Success is a word that has come to stoke degrees of ambivalence in me over the years of raising Charlie.
There's no denying that we thrill in lauding him for his so hard-won achievements: mastering addition and subtraction up to 20, making it out here to Berkeley on a cross-country airplane flight last Christmas day.
It is the case that big victories for Charlie can seem, or rather are, inconsequential in the general eyes of the world.
And that glorious "you did it!" moments can come trailing clouds of sorrow, that in this new year of 2015, Charlie will turn 18 and be legally an adult and learning addition and subtraction up to 30 may not happen.
It could happen. Maybe not in 2015; maybe the year after. Maybe in 2020, or 2025.
And Charlie, after a year of life-changing total transition and change for him and for Jim and for me in which phrases like Herodotus' "that the things that occurred ... not fade away in time" and Homer's "many turning" and Virgil's fato profugus, "by fate a fugitive," kept running through my mind, is all right. Charlie is growing up.
It is a process in which his being developmentally delayed and having intellectual disabilities becomes more and more, and more starkly, sometimes achingly, apparent. There are gains but they can seem fragmented, and so fragile.
It is why I've ceased anymore to think too much about milestones Charlie has or has not reached.

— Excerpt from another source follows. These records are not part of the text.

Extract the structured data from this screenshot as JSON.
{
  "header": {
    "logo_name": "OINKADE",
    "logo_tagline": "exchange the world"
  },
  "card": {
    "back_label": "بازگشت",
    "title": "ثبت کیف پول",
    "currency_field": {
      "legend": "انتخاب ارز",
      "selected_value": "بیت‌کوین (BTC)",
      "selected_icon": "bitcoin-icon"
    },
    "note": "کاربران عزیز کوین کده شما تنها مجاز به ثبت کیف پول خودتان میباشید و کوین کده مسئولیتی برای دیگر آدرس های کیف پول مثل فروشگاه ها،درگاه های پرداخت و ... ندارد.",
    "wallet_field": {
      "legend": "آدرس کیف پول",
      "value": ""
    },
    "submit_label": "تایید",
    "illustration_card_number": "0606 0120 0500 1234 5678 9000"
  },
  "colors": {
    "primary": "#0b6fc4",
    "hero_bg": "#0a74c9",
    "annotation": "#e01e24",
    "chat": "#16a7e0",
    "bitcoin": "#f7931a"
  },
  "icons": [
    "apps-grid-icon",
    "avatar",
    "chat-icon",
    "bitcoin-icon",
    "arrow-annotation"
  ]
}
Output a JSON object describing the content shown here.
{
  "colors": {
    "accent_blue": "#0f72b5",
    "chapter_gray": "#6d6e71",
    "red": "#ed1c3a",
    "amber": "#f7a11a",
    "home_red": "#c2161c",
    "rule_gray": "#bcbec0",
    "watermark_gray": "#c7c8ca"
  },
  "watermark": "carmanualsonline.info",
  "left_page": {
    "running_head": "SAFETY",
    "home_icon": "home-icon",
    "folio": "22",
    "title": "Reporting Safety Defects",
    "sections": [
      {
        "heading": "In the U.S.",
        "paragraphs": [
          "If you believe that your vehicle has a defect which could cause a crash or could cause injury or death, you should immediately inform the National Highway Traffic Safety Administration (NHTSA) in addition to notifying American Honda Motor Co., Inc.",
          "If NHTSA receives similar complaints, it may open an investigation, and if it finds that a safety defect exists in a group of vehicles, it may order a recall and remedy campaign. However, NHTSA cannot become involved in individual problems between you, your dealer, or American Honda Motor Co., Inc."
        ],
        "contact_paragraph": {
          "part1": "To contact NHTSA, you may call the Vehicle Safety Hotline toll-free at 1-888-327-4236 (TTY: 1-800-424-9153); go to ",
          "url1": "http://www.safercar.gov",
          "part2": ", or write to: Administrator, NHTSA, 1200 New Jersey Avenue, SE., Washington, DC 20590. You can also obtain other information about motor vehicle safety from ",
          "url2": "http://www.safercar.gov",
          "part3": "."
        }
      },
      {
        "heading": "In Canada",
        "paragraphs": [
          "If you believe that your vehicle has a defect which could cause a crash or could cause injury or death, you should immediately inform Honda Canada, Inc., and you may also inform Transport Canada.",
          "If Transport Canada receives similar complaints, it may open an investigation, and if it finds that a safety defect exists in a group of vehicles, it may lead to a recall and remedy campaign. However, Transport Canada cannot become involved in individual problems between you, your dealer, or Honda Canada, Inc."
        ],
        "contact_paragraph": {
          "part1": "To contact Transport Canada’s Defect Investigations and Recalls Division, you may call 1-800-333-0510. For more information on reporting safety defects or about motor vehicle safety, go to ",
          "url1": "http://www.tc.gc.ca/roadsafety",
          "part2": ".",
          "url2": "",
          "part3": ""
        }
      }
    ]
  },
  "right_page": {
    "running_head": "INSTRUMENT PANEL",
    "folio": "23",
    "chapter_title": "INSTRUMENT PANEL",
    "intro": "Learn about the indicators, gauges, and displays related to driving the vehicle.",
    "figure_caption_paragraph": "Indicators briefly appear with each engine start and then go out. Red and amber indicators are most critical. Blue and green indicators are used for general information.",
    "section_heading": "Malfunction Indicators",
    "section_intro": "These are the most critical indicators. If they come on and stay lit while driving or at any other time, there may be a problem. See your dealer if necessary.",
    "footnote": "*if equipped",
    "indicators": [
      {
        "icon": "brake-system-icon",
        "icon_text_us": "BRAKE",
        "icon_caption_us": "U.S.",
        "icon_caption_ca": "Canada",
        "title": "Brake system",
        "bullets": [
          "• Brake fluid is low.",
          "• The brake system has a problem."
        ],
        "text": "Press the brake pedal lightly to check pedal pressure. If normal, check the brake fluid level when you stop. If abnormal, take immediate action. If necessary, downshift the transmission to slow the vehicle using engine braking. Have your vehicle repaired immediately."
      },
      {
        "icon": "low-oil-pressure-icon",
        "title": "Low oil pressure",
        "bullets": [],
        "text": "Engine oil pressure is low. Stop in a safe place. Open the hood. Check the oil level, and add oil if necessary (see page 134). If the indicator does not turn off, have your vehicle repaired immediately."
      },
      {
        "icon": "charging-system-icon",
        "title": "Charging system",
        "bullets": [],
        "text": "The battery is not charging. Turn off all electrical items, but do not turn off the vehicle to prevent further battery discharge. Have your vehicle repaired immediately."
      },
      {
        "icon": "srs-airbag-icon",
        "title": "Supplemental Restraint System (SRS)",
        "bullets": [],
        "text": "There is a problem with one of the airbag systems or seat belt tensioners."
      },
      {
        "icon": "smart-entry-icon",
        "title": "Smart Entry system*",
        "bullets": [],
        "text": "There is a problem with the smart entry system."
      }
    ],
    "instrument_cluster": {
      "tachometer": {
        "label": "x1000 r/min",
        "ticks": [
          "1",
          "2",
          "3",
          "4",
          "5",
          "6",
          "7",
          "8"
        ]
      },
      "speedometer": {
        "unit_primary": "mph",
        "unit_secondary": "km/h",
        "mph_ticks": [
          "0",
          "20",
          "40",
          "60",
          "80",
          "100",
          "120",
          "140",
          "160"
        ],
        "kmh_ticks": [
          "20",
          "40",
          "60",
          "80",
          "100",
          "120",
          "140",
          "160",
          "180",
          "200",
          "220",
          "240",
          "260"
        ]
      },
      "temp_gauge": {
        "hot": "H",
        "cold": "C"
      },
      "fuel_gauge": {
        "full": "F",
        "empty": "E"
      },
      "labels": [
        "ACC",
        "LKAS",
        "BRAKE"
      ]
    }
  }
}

Another good day; a steady bike ride (the first for 2015 was in Richmond, where he and Jim had some of their first adventures out here in the Bay Area last January); the fact that we've stuck together to the point that, a decade after Jim and Charlie started riding together, I just could not but join in -- Charlie keeps learning and trying to learn and we, buffeted about by winds and waves and forces wild, do too.